Gratitude is one of the practices which will change your heart and soul powerfully and measurably. I recommend it!
And yet, what I am imagining today when I talk about blessing is blessing each other. Our ancient roots from the time of Abraham remind us that wishing good or ill upon a person can cause them to experience it. So in blessing a person you were affecting their well-being. Scientists are beginning to confirm that this is indeed true. The words we use affect people and things around us.
So let’s start blessing. Blessing a form of the word, benediction. We see it printed in our bulletin every Sunday morning. I get to bless you every Sunday, and I believe that speaking these words of blessing make a difference in your life. The word benediction or blessing literally means “good speaking.” Consider how much bad speaking is being poured out on our children, on our families, in our homes and in our air waves every day. We are immersed in bad speaking. Blessing is an opportunity to pronounce good words as a way to change the world.
When I have couples ask me to marry them, but they want it short and not too religious, I say fine with me, as long as I get to bless you. I’ve never had anyone say no. It is one of the deepest joys of performing sacred rituals – getting to bless people!
You could practice speaking good words at your next committee meeting. Listen closely, be attentive to what the other is trying to express. Then value their contribution out loud. We did it for a bit at the session retreat yesterday. We each had an opportunity to say out loud the gifts others bring to our community. That was a form of blessing.
You can do it out loud or you can even do it in silence. Missionary Teacher, Frank Laubach used to experiment with sending blessings silently to the people sitting ahead of him on the bus. More times than not, he observed, there was some indication that the blessing had impact – a smile, a turn around, a sitting up straighter.
Keep it simple like to get started: I wish you well; Peace be with you. Add a visualization of the love of God – arms embracing them, or light bringing them a glorious glow and healing warmth. As you get more practiced, your blessings will likely become more particular at times. Then you can always go back to the simple: God bless you.

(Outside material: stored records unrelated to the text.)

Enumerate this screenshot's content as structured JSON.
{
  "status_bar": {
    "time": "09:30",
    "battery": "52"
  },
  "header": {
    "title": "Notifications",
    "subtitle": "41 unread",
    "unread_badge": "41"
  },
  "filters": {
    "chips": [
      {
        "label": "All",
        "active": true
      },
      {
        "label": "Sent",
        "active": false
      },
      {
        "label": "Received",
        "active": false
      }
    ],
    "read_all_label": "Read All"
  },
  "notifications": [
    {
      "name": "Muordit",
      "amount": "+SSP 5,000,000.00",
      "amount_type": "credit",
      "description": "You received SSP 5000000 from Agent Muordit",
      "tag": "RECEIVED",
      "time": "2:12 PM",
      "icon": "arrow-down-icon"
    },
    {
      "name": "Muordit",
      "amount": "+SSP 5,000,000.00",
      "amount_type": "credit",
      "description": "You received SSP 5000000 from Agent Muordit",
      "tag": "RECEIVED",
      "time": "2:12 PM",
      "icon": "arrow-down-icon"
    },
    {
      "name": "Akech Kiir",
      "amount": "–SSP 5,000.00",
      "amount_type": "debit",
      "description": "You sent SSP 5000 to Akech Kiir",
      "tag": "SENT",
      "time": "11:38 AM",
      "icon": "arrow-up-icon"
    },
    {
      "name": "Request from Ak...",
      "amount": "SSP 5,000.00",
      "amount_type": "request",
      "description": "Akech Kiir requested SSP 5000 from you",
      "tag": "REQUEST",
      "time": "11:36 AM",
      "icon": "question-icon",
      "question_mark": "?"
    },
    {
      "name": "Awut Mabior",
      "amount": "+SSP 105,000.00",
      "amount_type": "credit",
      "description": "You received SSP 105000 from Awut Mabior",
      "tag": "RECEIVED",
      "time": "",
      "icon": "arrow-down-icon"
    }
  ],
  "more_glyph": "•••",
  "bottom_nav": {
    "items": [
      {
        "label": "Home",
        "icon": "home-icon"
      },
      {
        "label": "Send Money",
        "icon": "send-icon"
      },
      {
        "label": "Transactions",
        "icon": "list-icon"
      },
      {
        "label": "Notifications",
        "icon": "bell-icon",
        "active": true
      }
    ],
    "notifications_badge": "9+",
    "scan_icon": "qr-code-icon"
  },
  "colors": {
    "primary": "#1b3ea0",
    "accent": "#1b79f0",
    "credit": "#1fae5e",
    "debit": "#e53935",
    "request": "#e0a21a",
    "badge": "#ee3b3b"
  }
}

Find a reminder for blessing. It could be every time your phone pings a text message. Or, I know a lot of people who bless every time they hear a siren sound.

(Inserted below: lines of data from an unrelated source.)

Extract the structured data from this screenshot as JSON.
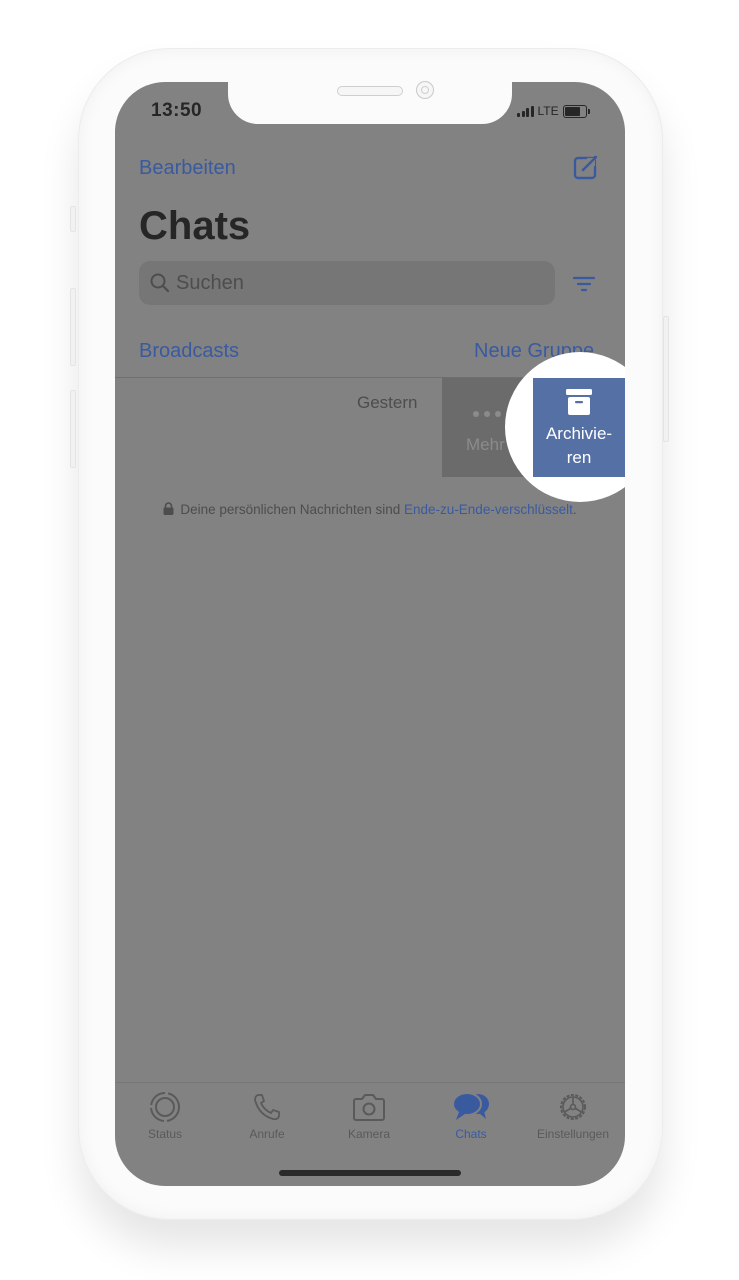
{
  "status_bar": {
    "time": "13:50",
    "network": "LTE"
  },
  "header": {
    "edit_label": "Bearbeiten",
    "compose_icon": "compose-icon",
    "title": "Chats"
  },
  "search": {
    "placeholder": "Suchen",
    "filter_icon": "filter-icon"
  },
  "links": {
    "broadcasts": "Broadcasts",
    "new_group": "Neue Gruppe"
  },
  "chat_row": {
    "timestamp": "Gestern",
    "swipe_actions": [
      {
        "label": "Mehr",
        "icon": "more-dots-icon"
      },
      {
        "label": "Archivie-\nren",
        "label_line1": "Archivie-",
        "label_line2": "ren",
        "icon": "archive-box-icon",
        "color": "#5570a5"
      }
    ]
  },
  "encryption_notice": {
    "text": "Deine persönlichen Nachrichten sind ",
    "link": "Ende-zu-Ende-verschlüsselt",
    "suffix": "."
  },
  "tab_bar": {
    "tabs": [
      {
        "label": "Status",
        "icon": "status-icon",
        "active": false
      },
      {
        "label": "Anrufe",
        "icon": "phone-icon",
        "active": false
      },
      {
        "label": "Kamera",
        "icon": "camera-icon",
        "active": false
      },
      {
        "label": "Chats",
        "icon": "chats-icon",
        "active": true
      },
      {
        "label": "Einstellungen",
        "icon": "settings-icon",
        "active": false
      }
    ]
  },
  "colors": {
    "accent": "#3a5aa0",
    "archive": "#5570a5",
    "overlay": "#828282"
  }
}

I am experimenting with a discipline of writing cards to bless people. I have a stash of beautiful cards collected over the years. But I never seemed to send them. I just save them, and look at them once in a while, otherwise I just forget about them. That is not what they were meant for. I have decided to use them. Send them out to bless the world. It is a very little thing. I doesn’t take long to write a card and send it. But it is one way I have chosen to value the people in my life. I really do value them. But do they know it? Telling them is a blessing.
I wonder if this practice can change us from the inside out. We can build bridges of value and connection with each other right here. And as we learn to do it here, with people we love, we can stretch our practice to anyone and everyone we meet.
The deepest blessing is just paying attention. To whom? To whoever walks into your world. Can you say a hundred blessings a day? Maybe not as a beginner, but what about 10? 5? 1? Let’s keep it simple: your assignment this week is to say a blessing for someone every day – it can be aloud or in silence. We can all do this. It might change us as much as it changes the world.